====== Data extract ======

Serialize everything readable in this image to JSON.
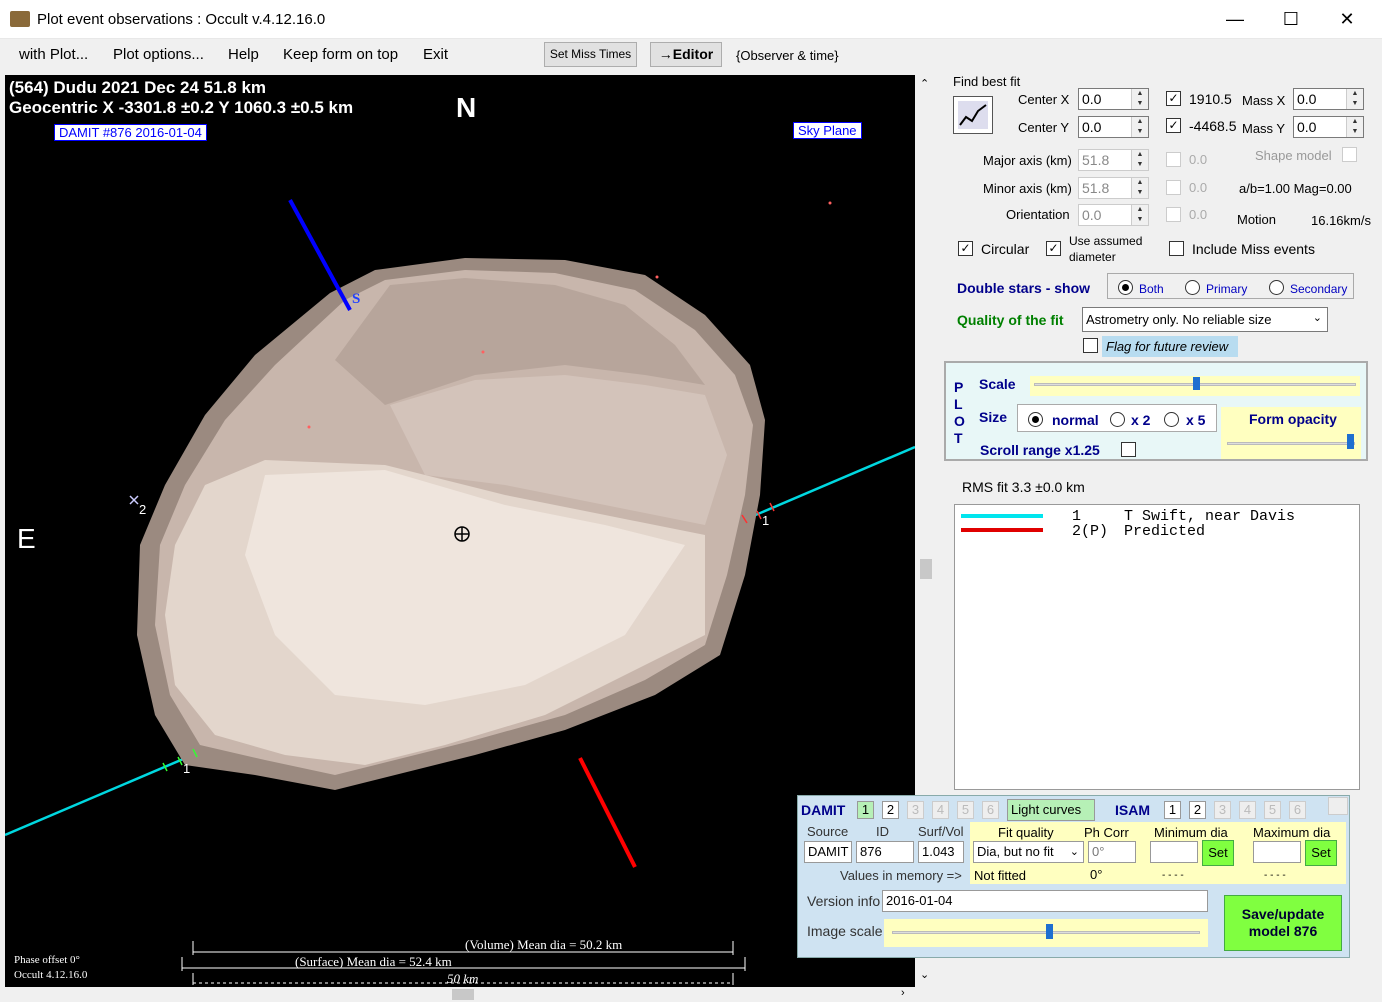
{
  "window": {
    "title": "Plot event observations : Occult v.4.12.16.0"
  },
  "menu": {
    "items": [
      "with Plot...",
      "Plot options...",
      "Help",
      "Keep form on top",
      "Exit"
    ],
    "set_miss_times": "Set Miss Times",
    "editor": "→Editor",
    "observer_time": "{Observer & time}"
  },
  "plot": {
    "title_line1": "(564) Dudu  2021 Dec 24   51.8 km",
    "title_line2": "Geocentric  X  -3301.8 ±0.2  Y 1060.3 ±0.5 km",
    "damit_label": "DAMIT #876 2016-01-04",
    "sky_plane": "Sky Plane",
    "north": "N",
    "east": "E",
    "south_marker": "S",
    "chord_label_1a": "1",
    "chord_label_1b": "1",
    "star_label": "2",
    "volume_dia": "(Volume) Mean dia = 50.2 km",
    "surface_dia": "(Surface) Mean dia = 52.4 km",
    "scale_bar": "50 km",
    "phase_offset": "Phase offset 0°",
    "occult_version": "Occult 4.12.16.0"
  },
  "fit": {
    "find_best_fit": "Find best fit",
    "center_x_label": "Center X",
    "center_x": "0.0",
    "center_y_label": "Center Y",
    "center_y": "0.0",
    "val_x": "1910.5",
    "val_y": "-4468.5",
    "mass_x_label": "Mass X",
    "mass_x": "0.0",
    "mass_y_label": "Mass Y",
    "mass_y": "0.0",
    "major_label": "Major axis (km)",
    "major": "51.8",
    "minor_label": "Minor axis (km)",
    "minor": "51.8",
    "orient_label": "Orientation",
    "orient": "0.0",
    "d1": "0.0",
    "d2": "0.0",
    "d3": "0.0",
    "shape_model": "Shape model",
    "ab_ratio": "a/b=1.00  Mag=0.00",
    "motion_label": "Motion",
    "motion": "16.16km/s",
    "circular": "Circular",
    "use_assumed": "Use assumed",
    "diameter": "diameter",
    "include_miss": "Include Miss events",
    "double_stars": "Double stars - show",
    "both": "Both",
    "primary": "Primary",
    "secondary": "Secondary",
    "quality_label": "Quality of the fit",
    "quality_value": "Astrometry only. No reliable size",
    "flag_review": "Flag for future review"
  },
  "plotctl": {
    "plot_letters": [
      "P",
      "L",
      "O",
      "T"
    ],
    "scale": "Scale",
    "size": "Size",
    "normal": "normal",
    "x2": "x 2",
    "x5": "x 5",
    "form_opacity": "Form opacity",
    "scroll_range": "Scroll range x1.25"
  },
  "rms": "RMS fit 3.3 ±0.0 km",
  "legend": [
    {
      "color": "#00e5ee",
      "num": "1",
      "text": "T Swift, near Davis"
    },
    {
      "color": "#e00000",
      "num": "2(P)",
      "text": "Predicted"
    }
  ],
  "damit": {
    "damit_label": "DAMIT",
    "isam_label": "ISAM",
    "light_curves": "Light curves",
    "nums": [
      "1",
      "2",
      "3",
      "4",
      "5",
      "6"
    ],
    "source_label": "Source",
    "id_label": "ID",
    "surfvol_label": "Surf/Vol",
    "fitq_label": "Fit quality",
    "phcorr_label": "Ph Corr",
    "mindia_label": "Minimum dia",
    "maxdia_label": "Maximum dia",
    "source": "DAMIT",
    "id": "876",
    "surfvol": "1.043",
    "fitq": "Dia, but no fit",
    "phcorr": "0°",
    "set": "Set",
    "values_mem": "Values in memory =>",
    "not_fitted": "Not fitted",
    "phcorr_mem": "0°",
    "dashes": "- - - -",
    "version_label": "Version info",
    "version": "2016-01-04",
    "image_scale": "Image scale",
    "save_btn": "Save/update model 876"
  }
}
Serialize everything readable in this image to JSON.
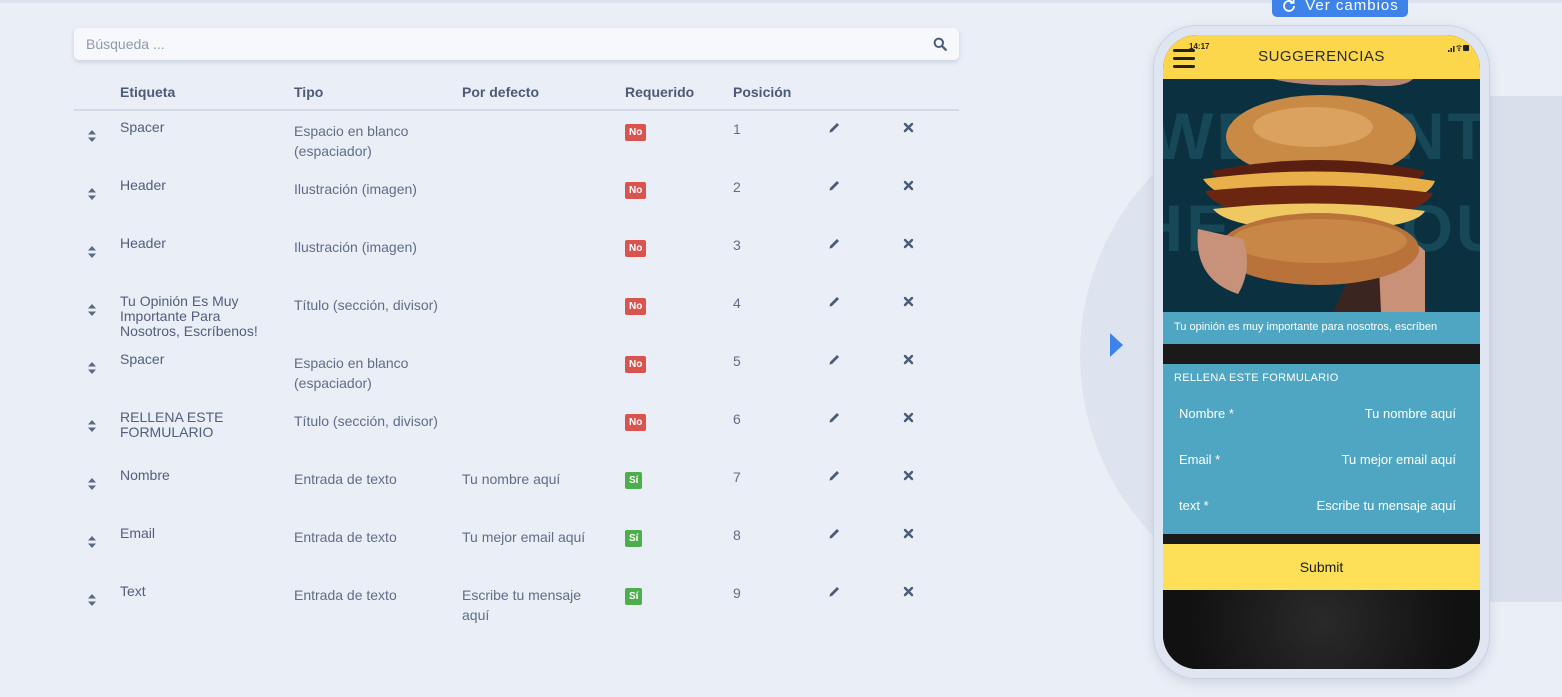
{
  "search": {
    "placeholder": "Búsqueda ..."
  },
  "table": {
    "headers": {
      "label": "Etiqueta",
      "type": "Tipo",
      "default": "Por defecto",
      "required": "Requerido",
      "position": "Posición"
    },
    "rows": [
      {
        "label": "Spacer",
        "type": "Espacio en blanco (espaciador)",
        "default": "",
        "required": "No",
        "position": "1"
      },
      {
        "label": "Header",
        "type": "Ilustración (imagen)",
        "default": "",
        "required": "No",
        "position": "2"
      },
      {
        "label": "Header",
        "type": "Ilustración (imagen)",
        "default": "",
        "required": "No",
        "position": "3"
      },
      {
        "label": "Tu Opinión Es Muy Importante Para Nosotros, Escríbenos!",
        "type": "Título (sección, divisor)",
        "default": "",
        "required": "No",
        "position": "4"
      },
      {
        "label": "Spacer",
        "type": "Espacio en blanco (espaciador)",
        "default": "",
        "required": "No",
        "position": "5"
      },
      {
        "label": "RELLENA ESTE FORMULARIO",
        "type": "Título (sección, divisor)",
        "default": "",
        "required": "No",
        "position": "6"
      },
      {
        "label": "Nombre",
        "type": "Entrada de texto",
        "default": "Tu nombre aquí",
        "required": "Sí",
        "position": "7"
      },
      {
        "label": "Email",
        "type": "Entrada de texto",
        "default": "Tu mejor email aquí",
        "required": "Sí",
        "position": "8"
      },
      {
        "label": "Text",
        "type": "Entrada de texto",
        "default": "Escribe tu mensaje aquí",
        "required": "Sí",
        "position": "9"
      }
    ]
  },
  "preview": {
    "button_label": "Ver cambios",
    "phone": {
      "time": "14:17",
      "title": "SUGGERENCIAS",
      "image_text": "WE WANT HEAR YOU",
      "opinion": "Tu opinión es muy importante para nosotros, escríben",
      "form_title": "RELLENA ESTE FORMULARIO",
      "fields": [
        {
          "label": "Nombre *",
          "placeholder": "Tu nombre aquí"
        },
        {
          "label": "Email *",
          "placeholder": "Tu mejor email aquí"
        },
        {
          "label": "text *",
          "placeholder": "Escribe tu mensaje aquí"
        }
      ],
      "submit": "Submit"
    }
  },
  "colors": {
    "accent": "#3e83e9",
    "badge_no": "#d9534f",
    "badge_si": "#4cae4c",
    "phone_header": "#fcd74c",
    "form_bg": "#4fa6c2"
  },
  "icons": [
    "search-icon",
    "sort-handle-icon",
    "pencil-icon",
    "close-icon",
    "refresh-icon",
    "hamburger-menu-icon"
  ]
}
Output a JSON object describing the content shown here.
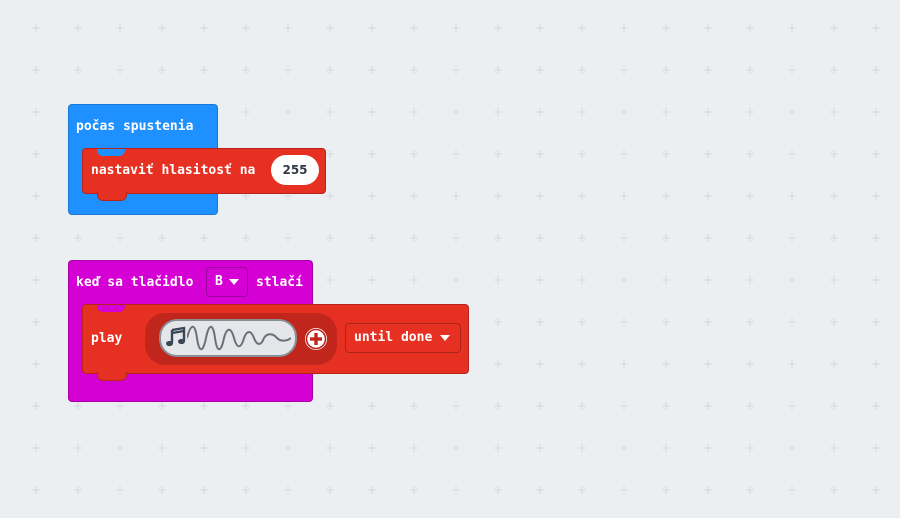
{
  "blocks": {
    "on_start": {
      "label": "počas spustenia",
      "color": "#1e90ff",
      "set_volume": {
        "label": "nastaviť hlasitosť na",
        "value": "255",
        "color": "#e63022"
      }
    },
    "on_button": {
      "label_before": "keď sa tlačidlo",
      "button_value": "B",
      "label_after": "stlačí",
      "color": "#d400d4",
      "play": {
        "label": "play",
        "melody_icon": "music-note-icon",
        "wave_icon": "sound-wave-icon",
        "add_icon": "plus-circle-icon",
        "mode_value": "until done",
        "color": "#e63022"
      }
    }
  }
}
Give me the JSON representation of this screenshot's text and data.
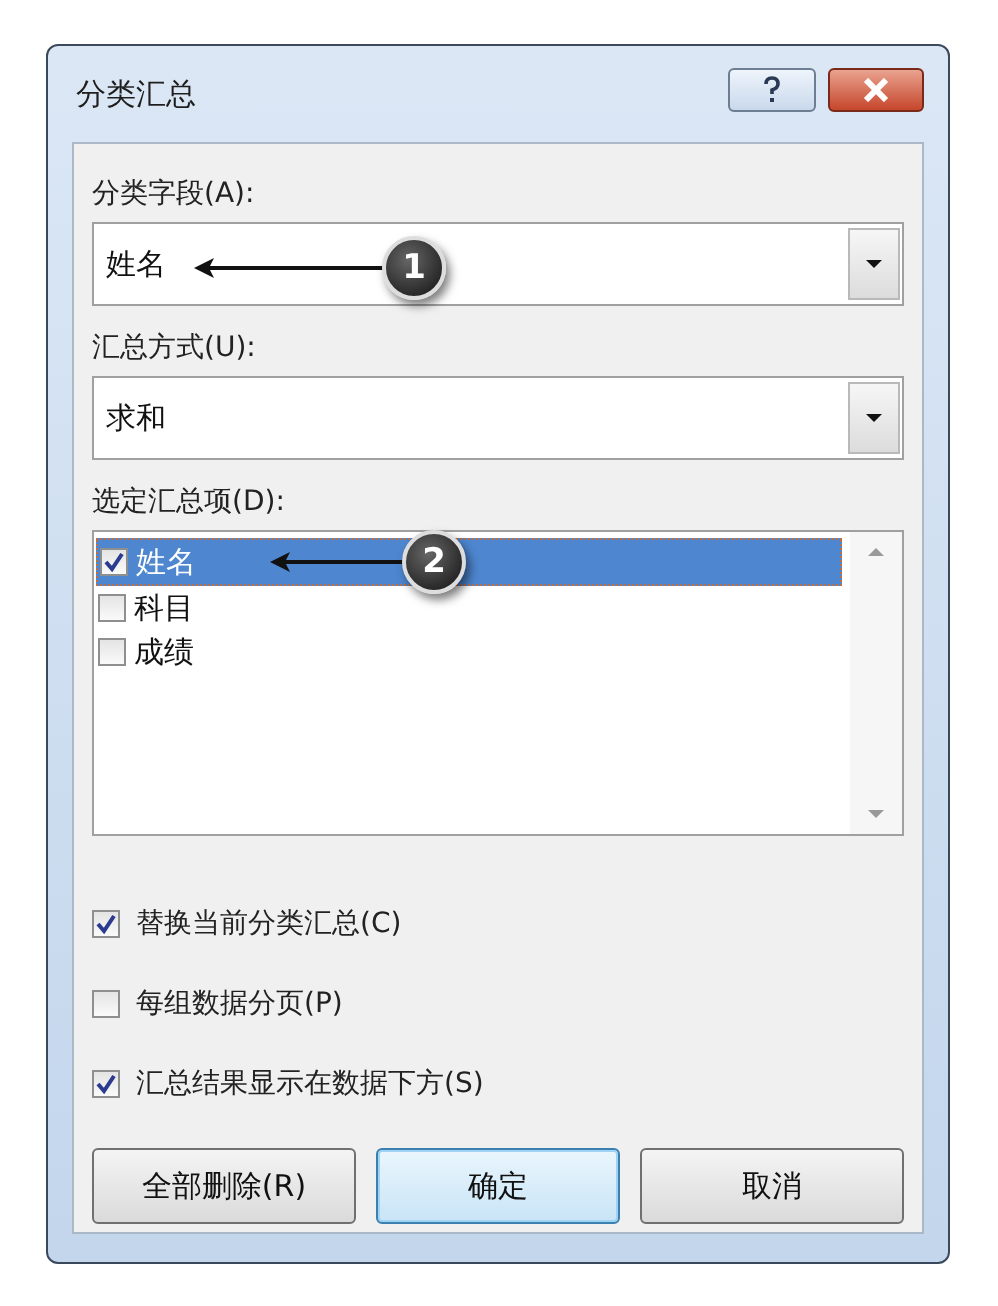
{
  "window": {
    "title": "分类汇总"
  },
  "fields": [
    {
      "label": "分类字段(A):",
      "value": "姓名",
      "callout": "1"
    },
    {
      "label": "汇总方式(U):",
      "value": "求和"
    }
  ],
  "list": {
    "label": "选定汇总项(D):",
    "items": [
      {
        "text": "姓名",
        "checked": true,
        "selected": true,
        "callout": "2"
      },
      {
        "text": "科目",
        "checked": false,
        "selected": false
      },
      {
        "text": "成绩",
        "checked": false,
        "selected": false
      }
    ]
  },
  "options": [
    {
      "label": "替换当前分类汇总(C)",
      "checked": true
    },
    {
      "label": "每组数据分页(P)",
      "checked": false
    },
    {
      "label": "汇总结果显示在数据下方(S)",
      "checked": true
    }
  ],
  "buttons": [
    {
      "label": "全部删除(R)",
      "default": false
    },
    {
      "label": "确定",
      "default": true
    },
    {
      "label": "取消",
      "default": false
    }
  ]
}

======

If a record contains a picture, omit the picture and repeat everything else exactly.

Serialize everything readable in this image to JSON.
{
  "window": {
    "title": "Plot event observations : Occult v.4.12.16.0"
  },
  "menu": {
    "items": [
      "with Plot...",
      "Plot options...",
      "Help",
      "Keep form on top",
      "Exit"
    ],
    "set_miss_times": "Set Miss Times",
    "editor": "→Editor",
    "observer_time": "{Observer & time}"
  },
  "plot": {
    "title_line1": "(564) Dudu  2021 Dec 24   51.8 km",
    "title_line2": "Geocentric  X  -3301.8 ±0.2  Y 1060.3 ±0.5 km",
    "damit_label": "DAMIT #876 2016-01-04",
    "sky_plane": "Sky Plane",
    "north": "N",
    "east": "E",
    "south_marker": "S",
    "chord_label_1a": "1",
    "chord_label_1b": "1",
    "star_label": "2",
    "volume_dia": "(Volume) Mean dia = 50.2 km",
    "surface_dia": "(Surface) Mean dia = 52.4 km",
    "scale_bar": "50 km",
    "phase_offset": "Phase offset 0°",
    "occult_version": "Occult 4.12.16.0"
  },
  "fit": {
    "find_best_fit": "Find best fit",
    "center_x_label": "Center X",
    "center_x": "0.0",
    "center_y_label": "Center Y",
    "center_y": "0.0",
    "val_x": "1910.5",
    "val_y": "-4468.5",
    "mass_x_label": "Mass X",
    "mass_x": "0.0",
    "mass_y_label": "Mass Y",
    "mass_y": "0.0",
    "major_label": "Major axis (km)",
    "major": "51.8",
    "minor_label": "Minor axis (km)",
    "minor": "51.8",
    "orient_label": "Orientation",
    "orient": "0.0",
    "d1": "0.0",
    "d2": "0.0",
    "d3": "0.0",
    "shape_model": "Shape model",
    "ab_ratio": "a/b=1.00  Mag=0.00",
    "motion_label": "Motion",
    "motion": "16.16km/s",
    "circular": "Circular",
    "use_assumed": "Use assumed",
    "diameter": "diameter",
    "include_miss": "Include Miss events",
    "double_stars": "Double stars - show",
    "both": "Both",
    "primary": "Primary",
    "secondary": "Secondary",
    "quality_label": "Quality of the fit",
    "quality_value": "Astrometry only. No reliable size",
    "flag_review": "Flag for future review"
  },
  "plotctl": {
    "plot_letters": [
      "P",
      "L",
      "O",
      "T"
    ],
    "scale": "Scale",
    "size": "Size",
    "normal": "normal",
    "x2": "x 2",
    "x5": "x 5",
    "form_opacity": "Form opacity",
    "scroll_range": "Scroll range x1.25"
  },
  "rms": "RMS fit 3.3 ±0.0 km",
  "legend": [
    {
      "color": "#00e5ee",
      "num": "1",
      "text": "T Swift, near Davis"
    },
    {
      "color": "#e00000",
      "num": "2(P)",
      "text": "Predicted"
    }
  ],
  "damit": {
    "damit_label": "DAMIT",
    "isam_label": "ISAM",
    "light_curves": "Light curves",
    "nums": [
      "1",
      "2",
      "3",
      "4",
      "5",
      "6"
    ],
    "source_label": "Source",
    "id_label": "ID",
    "surfvol_label": "Surf/Vol",
    "fitq_label": "Fit quality",
    "phcorr_label": "Ph Corr",
    "mindia_label": "Minimum dia",
    "maxdia_label": "Maximum dia",
    "source": "DAMIT",
    "id": "876",
    "surfvol": "1.043",
    "fitq": "Dia, but no fit",
    "phcorr": "0°",
    "set": "Set",
    "values_mem": "Values in memory =>",
    "not_fitted": "Not fitted",
    "phcorr_mem": "0°",
    "dashes": "- - - -",
    "version_label": "Version info",
    "version": "2016-01-04",
    "image_scale": "Image scale",
    "save_btn": "Save/update model 876"
  }
}
Serialize everything readable in this image to JSON.
{
  "search": {
    "placeholder": "Búsqueda ..."
  },
  "table": {
    "headers": {
      "label": "Etiqueta",
      "type": "Tipo",
      "default": "Por defecto",
      "required": "Requerido",
      "position": "Posición"
    },
    "rows": [
      {
        "label": "Spacer",
        "type": "Espacio en blanco (espaciador)",
        "default": "",
        "required": "No",
        "position": "1"
      },
      {
        "label": "Header",
        "type": "Ilustración (imagen)",
        "default": "",
        "required": "No",
        "position": "2"
      },
      {
        "label": "Header",
        "type": "Ilustración (imagen)",
        "default": "",
        "required": "No",
        "position": "3"
      },
      {
        "label": "Tu Opinión Es Muy Importante Para Nosotros, Escríbenos!",
        "type": "Título (sección, divisor)",
        "default": "",
        "required": "No",
        "position": "4"
      },
      {
        "label": "Spacer",
        "type": "Espacio en blanco (espaciador)",
        "default": "",
        "required": "No",
        "position": "5"
      },
      {
        "label": "RELLENA ESTE FORMULARIO",
        "type": "Título (sección, divisor)",
        "default": "",
        "required": "No",
        "position": "6"
      },
      {
        "label": "Nombre",
        "type": "Entrada de texto",
        "default": "Tu nombre aquí",
        "required": "Sí",
        "position": "7"
      },
      {
        "label": "Email",
        "type": "Entrada de texto",
        "default": "Tu mejor email aquí",
        "required": "Sí",
        "position": "8"
      },
      {
        "label": "Text",
        "type": "Entrada de texto",
        "default": "Escribe tu mensaje aquí",
        "required": "Sí",
        "position": "9"
      }
    ]
  },
  "preview": {
    "button_label": "Ver cambios",
    "phone": {
      "time": "14:17",
      "title": "SUGGERENCIAS",
      "image_text": "WE WANT HEAR YOU",
      "opinion": "Tu opinión es muy importante para nosotros, escríben",
      "form_title": "RELLENA ESTE FORMULARIO",
      "fields": [
        {
          "label": "Nombre *",
          "placeholder": "Tu nombre aquí"
        },
        {
          "label": "Email *",
          "placeholder": "Tu mejor email aquí"
        },
        {
          "label": "text *",
          "placeholder": "Escribe tu mensaje aquí"
        }
      ],
      "submit": "Submit"
    }
  },
  "colors": {
    "accent": "#3e83e9",
    "badge_no": "#d9534f",
    "badge_si": "#4cae4c",
    "phone_header": "#fcd74c",
    "form_bg": "#4fa6c2"
  },
  "icons": [
    "search-icon",
    "sort-handle-icon",
    "pencil-icon",
    "close-icon",
    "refresh-icon",
    "hamburger-menu-icon"
  ]
}
Output a JSON object describing the content shown here.
{
  "blocks": {
    "on_start": {
      "label": "počas spustenia",
      "color": "#1e90ff",
      "set_volume": {
        "label": "nastaviť hlasitosť na",
        "value": "255",
        "color": "#e63022"
      }
    },
    "on_button": {
      "label_before": "keď sa tlačidlo",
      "button_value": "B",
      "label_after": "stlačí",
      "color": "#d400d4",
      "play": {
        "label": "play",
        "melody_icon": "music-note-icon",
        "wave_icon": "sound-wave-icon",
        "add_icon": "plus-circle-icon",
        "mode_value": "until done",
        "color": "#e63022"
      }
    }
  }
}
Give me the JSON representation of this screenshot's text and data.
{
  "window": {
    "title": "分类汇总"
  },
  "fields": [
    {
      "label": "分类字段(A):",
      "value": "姓名",
      "callout": "1"
    },
    {
      "label": "汇总方式(U):",
      "value": "求和"
    }
  ],
  "list": {
    "label": "选定汇总项(D):",
    "items": [
      {
        "text": "姓名",
        "checked": true,
        "selected": true,
        "callout": "2"
      },
      {
        "text": "科目",
        "checked": false,
        "selected": false
      },
      {
        "text": "成绩",
        "checked": false,
        "selected": false
      }
    ]
  },
  "options": [
    {
      "label": "替换当前分类汇总(C)",
      "checked": true
    },
    {
      "label": "每组数据分页(P)",
      "checked": false
    },
    {
      "label": "汇总结果显示在数据下方(S)",
      "checked": true
    }
  ],
  "buttons": [
    {
      "label": "全部删除(R)",
      "default": false
    },
    {
      "label": "确定",
      "default": true
    },
    {
      "label": "取消",
      "default": false
    }
  ]
}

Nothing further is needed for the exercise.